The range of inquiry will span from Jan. 1, 2020, to the release of the letter, according to the agency. The letter comes with some warning, as FINRA President Robert Cook cited recently at a SIFMA conference that options account trading compliance would be one of several areas in which the agency was planning targeted sweeps.

Sweep exams are used to focus examinations and pinpoint regulatory response to emerging issues. The number of firms included in targeted exams varies and the firms that are included are carefully chosen-in some cases only a few firms are included and in others, dozens.
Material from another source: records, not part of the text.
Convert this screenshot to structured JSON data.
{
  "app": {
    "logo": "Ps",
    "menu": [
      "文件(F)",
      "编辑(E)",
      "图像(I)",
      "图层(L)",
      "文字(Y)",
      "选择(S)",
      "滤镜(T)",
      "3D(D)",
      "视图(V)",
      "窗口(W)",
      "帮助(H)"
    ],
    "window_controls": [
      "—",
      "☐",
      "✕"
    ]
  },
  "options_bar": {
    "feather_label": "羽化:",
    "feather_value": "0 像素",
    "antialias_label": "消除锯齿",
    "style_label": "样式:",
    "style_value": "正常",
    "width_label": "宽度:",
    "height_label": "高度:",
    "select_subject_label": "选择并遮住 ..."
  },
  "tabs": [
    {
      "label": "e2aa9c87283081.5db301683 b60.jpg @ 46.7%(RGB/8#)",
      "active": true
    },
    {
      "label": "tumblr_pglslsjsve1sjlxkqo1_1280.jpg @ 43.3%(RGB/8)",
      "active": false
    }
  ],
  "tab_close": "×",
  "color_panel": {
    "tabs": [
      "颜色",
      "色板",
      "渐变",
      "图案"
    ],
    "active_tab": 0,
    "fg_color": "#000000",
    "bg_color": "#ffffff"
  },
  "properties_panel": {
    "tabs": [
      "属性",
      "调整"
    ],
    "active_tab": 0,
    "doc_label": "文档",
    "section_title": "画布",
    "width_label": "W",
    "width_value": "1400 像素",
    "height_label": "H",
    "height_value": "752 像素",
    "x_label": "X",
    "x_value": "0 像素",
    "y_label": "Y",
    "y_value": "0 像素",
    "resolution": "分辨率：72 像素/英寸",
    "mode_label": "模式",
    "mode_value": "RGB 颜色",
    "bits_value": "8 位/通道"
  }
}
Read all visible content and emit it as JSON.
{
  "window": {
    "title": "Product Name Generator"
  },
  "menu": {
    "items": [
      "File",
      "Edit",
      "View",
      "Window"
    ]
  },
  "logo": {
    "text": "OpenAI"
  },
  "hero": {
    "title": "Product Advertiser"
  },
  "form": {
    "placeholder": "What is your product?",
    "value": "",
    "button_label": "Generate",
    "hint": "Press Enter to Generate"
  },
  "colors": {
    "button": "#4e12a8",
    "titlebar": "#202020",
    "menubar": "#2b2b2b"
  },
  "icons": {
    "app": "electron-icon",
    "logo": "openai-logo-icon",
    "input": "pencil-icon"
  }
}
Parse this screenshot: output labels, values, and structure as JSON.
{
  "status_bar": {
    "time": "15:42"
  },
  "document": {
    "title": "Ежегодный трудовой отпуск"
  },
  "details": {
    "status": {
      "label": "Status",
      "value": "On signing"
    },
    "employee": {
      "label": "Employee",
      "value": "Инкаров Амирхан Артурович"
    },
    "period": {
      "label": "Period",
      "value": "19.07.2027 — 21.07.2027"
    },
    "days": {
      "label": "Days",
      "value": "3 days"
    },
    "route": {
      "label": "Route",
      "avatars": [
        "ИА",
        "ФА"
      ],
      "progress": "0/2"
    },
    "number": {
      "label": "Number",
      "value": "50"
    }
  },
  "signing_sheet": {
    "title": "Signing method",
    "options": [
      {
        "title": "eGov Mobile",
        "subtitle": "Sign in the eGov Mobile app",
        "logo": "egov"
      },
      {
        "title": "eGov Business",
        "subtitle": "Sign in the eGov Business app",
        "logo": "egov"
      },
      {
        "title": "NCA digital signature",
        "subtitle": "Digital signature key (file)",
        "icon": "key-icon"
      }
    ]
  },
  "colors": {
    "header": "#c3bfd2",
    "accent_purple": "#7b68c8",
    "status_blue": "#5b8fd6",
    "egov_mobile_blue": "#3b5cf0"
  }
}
Firms are selected based on a variety of factors, including level and nature of business activity in a particular area, customer complaints and regulatory history, and prior examination findings.

FINRA will be looking into:

  • the firms’ Written Supervisory Procedures (WSP), compliance manuals and any other written guidance pertaining to the processes and procedures regarding options account opening and due diligence activities specific to each level of trading permission;
  • whether the firm surveils or reviews its existing options customers to determine whether accounts that had already been approved for options trading should be: (i) changed to more restrictive options account level and/or (ii) deemed ineligible or denied for further options trading;
  • whether the firm has any technology and/or process for systematic approval or denial of customer options account applications, along with the supervisory review of such systems
  • whether the firm required customers to open margin accounts or otherwise be approved for margin in connection with the options activity;
  • provide examples where options limitations were not appropriately applied, and any steps taken to date to prevent future breaches of requirements;
  • whether the firm reviewed its customer base to: (i) identify non-options customers for promotion or recommendation of an options account and/or (ii) identify existing options customers for promotion or recommendation of more advanced options account level;
  • describe if and by which means the firm advertised or otherwise made known to customers the availability of option account applications and produce sample options account applications or similar records used to collect information from customers that facilitate the firm’s options account approval process;
  • produce sample options-related disclosure materials or other communications provided to customers that explain firm practices and polices.

To read the compete letter, click here.